Quite simply, Hübenthal’s essay is a must-read for anyone who wants to work accurately with the theory. Her comments toward the end on the differences between approaching the New Testament texts as kommunikatives Gedächtnis and kollectives Gedächtnis indicate just why this approach contains so much promise for New Testament and early Christian studies. We eagerly anticipate the publication of Dr. Hübenthal’s Habilitationschrift!
Monday, April 22, 2013
Sandra Hübenthal on Social and Cultural Memory—Chris Keith

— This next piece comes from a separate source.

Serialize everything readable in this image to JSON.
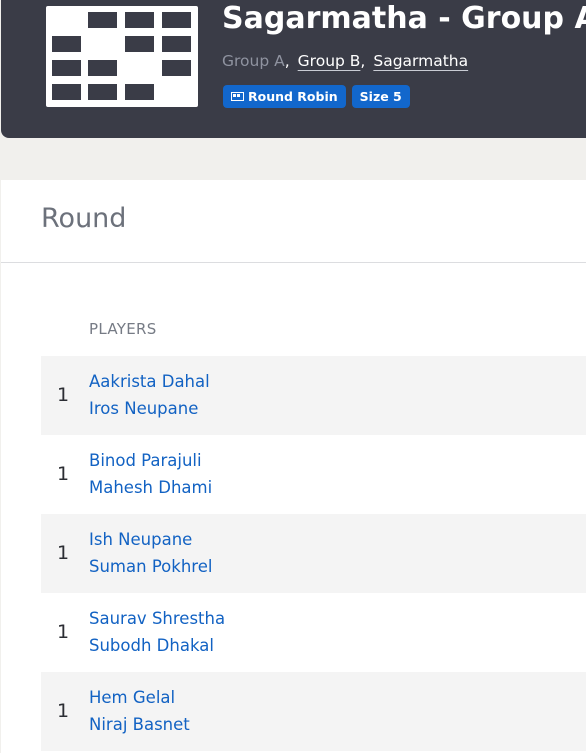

In an earlier post, I pointed out that some critics of memory theory appear surprisingly uninformed of the complexities of the theory itself and seem to be dependent simply upon second-hand applications of the theory in Biblical Studies, and only a fraction of second-hand applications at that. One of the scholars I mention in that post who has been overlooked is Sandra Hübenthal of Tübingen. I have just finished reading her essay “Social and Cultural Memory in Biblical Exegesis: The Quest for an Adequate Application” (in Niels Peter, ed., Cultural Memory in Biblical Exegesis, Gorgias Press, 2012) and recommend it enthusiastically to anyone interested in memory theory in Biblical Studies. She shows precisely why generalized references to “memory” are inadequate—social memory, collective memory, and cultural memory all refer to different things. Furthermore, and this is a particularly significant insight, in German discourse soziales, kommunikatives, and kulturelles Gedächtnis tend to mean something different than their English counterparts mean. And, even further, Hübenthal notes something that several of us working with Jan Assmann have also noted, which is that his and his wife’s understandings of kommunikatives and kulturelles Gedächtnis have undergone changes just in the last several years.